Each entry should be copied as it stands, leaving the pictures behind.

Website and app data records:
BEGIN
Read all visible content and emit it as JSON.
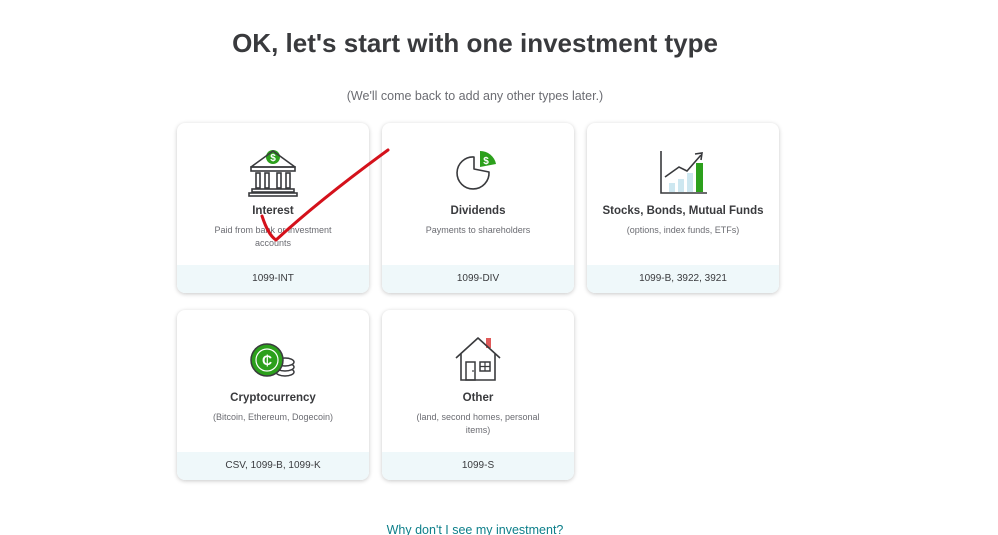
{
  "header": {
    "title": "OK, let's start with one investment type",
    "subtitle": "(We'll come back to add any other types later.)"
  },
  "cards": [
    {
      "name": "Interest",
      "desc": "Paid from bank or investment accounts",
      "forms": "1099-INT",
      "icon": "bank-icon"
    },
    {
      "name": "Dividends",
      "desc": "Payments to shareholders",
      "forms": "1099-DIV",
      "icon": "pie-chart-dollar-icon"
    },
    {
      "name": "Stocks, Bonds, Mutual Funds",
      "desc": "(options, index funds, ETFs)",
      "forms": "1099-B, 3922, 3921",
      "icon": "growth-chart-icon"
    },
    {
      "name": "Cryptocurrency",
      "desc": "(Bitcoin, Ethereum, Dogecoin)",
      "forms": "CSV, 1099-B, 1099-K",
      "icon": "crypto-coins-icon"
    },
    {
      "name": "Other",
      "desc": "(land, second homes, personal items)",
      "forms": "1099-S",
      "icon": "house-icon"
    }
  ],
  "footer": {
    "help_link": "Why don't I see my investment?"
  },
  "colors": {
    "accent_green": "#2ca01c",
    "icon_stroke": "#393a3d",
    "forms_bg": "#eff8fa",
    "link": "#0d7f8a",
    "annotation_red": "#d4111b"
  }
}
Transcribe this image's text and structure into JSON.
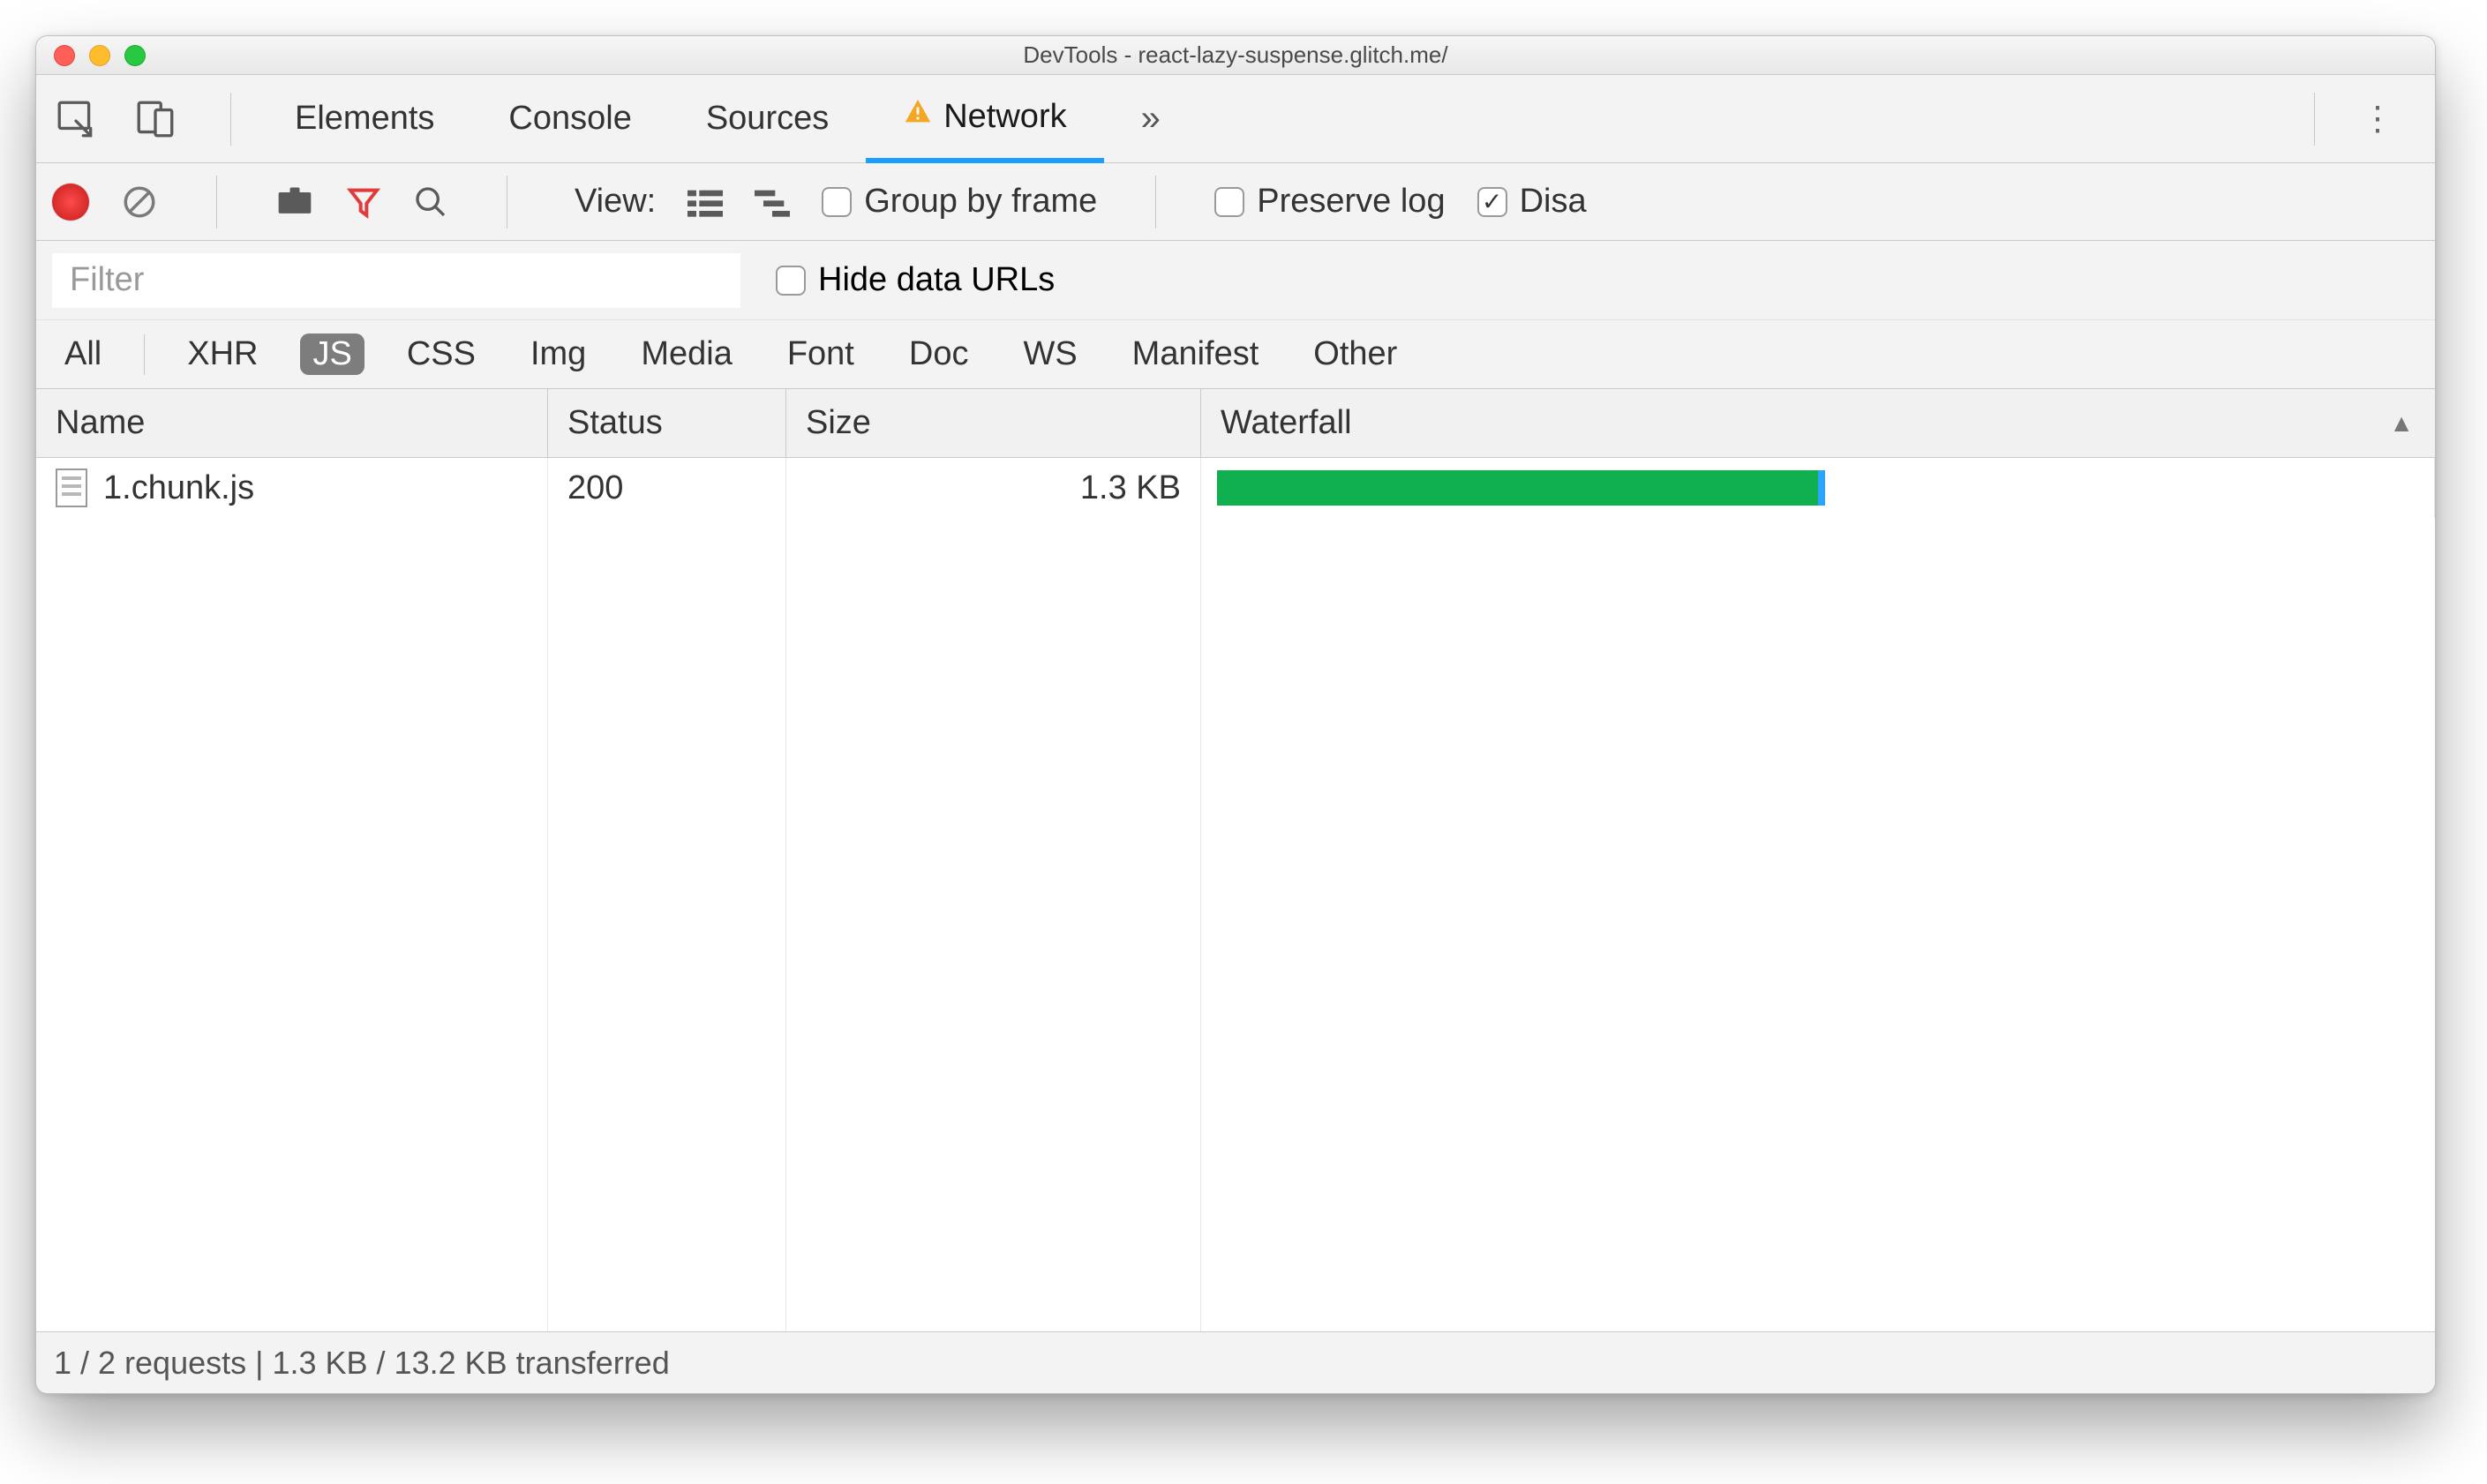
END
RESPONSE AREA:
Read all visible content and emit it as JSON.
{
  "header": {
    "title": "OK, let's start with one investment type",
    "subtitle": "(We'll come back to add any other types later.)"
  },
  "cards": [
    {
      "name": "Interest",
      "desc": "Paid from bank or investment accounts",
      "forms": "1099-INT",
      "icon": "bank-icon"
    },
    {
      "name": "Dividends",
      "desc": "Payments to shareholders",
      "forms": "1099-DIV",
      "icon": "pie-chart-dollar-icon"
    },
    {
      "name": "Stocks, Bonds, Mutual Funds",
      "desc": "(options, index funds, ETFs)",
      "forms": "1099-B, 3922, 3921",
      "icon": "growth-chart-icon"
    },
    {
      "name": "Cryptocurrency",
      "desc": "(Bitcoin, Ethereum, Dogecoin)",
      "forms": "CSV, 1099-B, 1099-K",
      "icon": "crypto-coins-icon"
    },
    {
      "name": "Other",
      "desc": "(land, second homes, personal items)",
      "forms": "1099-S",
      "icon": "house-icon"
    }
  ],
  "footer": {
    "help_link": "Why don't I see my investment?"
  },
  "colors": {
    "accent_green": "#2ca01c",
    "icon_stroke": "#393a3d",
    "forms_bg": "#eff8fa",
    "link": "#0d7f8a",
    "annotation_red": "#d4111b"
  }
}
Transcribe this image's text and structure into JSON.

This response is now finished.